__What you need to do__: Would you please set down the data again exactly as given, excluding the pictures?

__Given data__:
----

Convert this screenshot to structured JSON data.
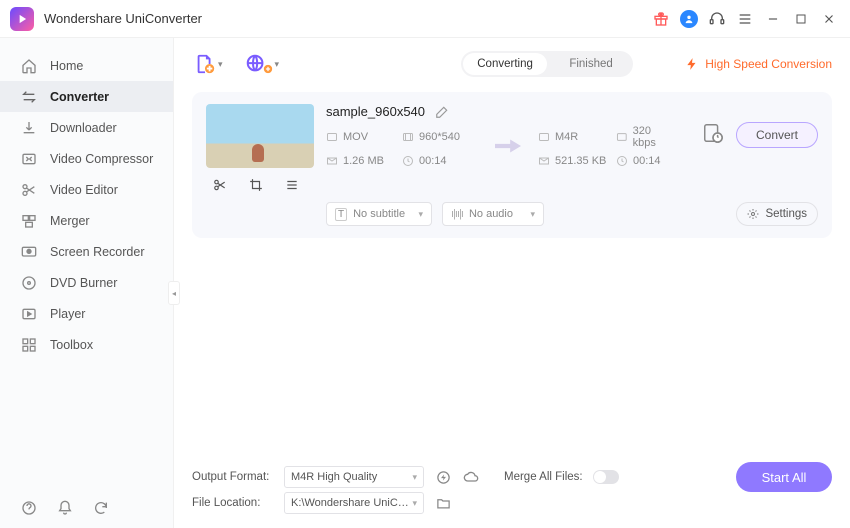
{
  "app": {
    "title": "Wondershare UniConverter"
  },
  "win_icons": {
    "gift": "gift-icon",
    "user": "user-icon",
    "support": "headset-icon",
    "menu": "menu-icon",
    "min": "minimize-icon",
    "max": "maximize-icon",
    "close": "close-icon"
  },
  "sidebar": {
    "items": [
      {
        "label": "Home",
        "icon": "home-icon"
      },
      {
        "label": "Converter",
        "icon": "converter-icon"
      },
      {
        "label": "Downloader",
        "icon": "download-icon"
      },
      {
        "label": "Video Compressor",
        "icon": "compress-icon"
      },
      {
        "label": "Video Editor",
        "icon": "scissors-icon"
      },
      {
        "label": "Merger",
        "icon": "merger-icon"
      },
      {
        "label": "Screen Recorder",
        "icon": "recorder-icon"
      },
      {
        "label": "DVD Burner",
        "icon": "disc-icon"
      },
      {
        "label": "Player",
        "icon": "play-icon"
      },
      {
        "label": "Toolbox",
        "icon": "grid-icon"
      }
    ],
    "active_index": 1,
    "footer_icons": {
      "help": "help-icon",
      "bell": "bell-icon",
      "update": "update-icon"
    }
  },
  "toolbar": {
    "tabs": {
      "converting": "Converting",
      "finished": "Finished"
    },
    "active_tab": "converting",
    "high_speed": "High Speed Conversion"
  },
  "file": {
    "name": "sample_960x540",
    "src": {
      "format": "MOV",
      "res": "960*540",
      "size": "1.26 MB",
      "dur": "00:14"
    },
    "dst": {
      "format": "M4R",
      "bitrate": "320 kbps",
      "size": "521.35 KB",
      "dur": "00:14"
    },
    "subtitle": "No subtitle",
    "audio": "No audio",
    "settings_label": "Settings",
    "convert_label": "Convert",
    "action_icons": {
      "cut": "cut-icon",
      "crop": "crop-icon",
      "more": "list-icon"
    }
  },
  "footer": {
    "output_format_label": "Output Format:",
    "output_format_value": "M4R High Quality",
    "file_location_label": "File Location:",
    "file_location_value": "K:\\Wondershare UniConverter",
    "merge_label": "Merge All Files:",
    "start_all": "Start All"
  }
}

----

__Solution to this exercise__:
Convert this screenshot to structured JSON data.
{
  "app": {
    "title": "Wondershare UniConverter"
  },
  "win_icons": {
    "gift": "gift-icon",
    "user": "user-icon",
    "support": "headset-icon",
    "menu": "menu-icon",
    "min": "minimize-icon",
    "max": "maximize-icon",
    "close": "close-icon"
  },
  "sidebar": {
    "items": [
      {
        "label": "Home",
        "icon": "home-icon"
      },
      {
        "label": "Converter",
        "icon": "converter-icon"
      },
      {
        "label": "Downloader",
        "icon": "download-icon"
      },
      {
        "label": "Video Compressor",
        "icon": "compress-icon"
      },
      {
        "label": "Video Editor",
        "icon": "scissors-icon"
      },
      {
        "label": "Merger",
        "icon": "merger-icon"
      },
      {
        "label": "Screen Recorder",
        "icon": "recorder-icon"
      },
      {
        "label": "DVD Burner",
        "icon": "disc-icon"
      },
      {
        "label": "Player",
        "icon": "play-icon"
      },
      {
        "label": "Toolbox",
        "icon": "grid-icon"
      }
    ],
    "active_index": 1,
    "footer_icons": {
      "help": "help-icon",
      "bell": "bell-icon",
      "update": "update-icon"
    }
  },
  "toolbar": {
    "tabs": {
      "converting": "Converting",
      "finished": "Finished"
    },
    "active_tab": "converting",
    "high_speed": "High Speed Conversion"
  },
  "file": {
    "name": "sample_960x540",
    "src": {
      "format": "MOV",
      "res": "960*540",
      "size": "1.26 MB",
      "dur": "00:14"
    },
    "dst": {
      "format": "M4R",
      "bitrate": "320 kbps",
      "size": "521.35 KB",
      "dur": "00:14"
    },
    "subtitle": "No subtitle",
    "audio": "No audio",
    "settings_label": "Settings",
    "convert_label": "Convert",
    "action_icons": {
      "cut": "cut-icon",
      "crop": "crop-icon",
      "more": "list-icon"
    }
  },
  "footer": {
    "output_format_label": "Output Format:",
    "output_format_value": "M4R High Quality",
    "file_location_label": "File Location:",
    "file_location_value": "K:\\Wondershare UniConverter",
    "merge_label": "Merge All Files:",
    "start_all": "Start All"
  }
}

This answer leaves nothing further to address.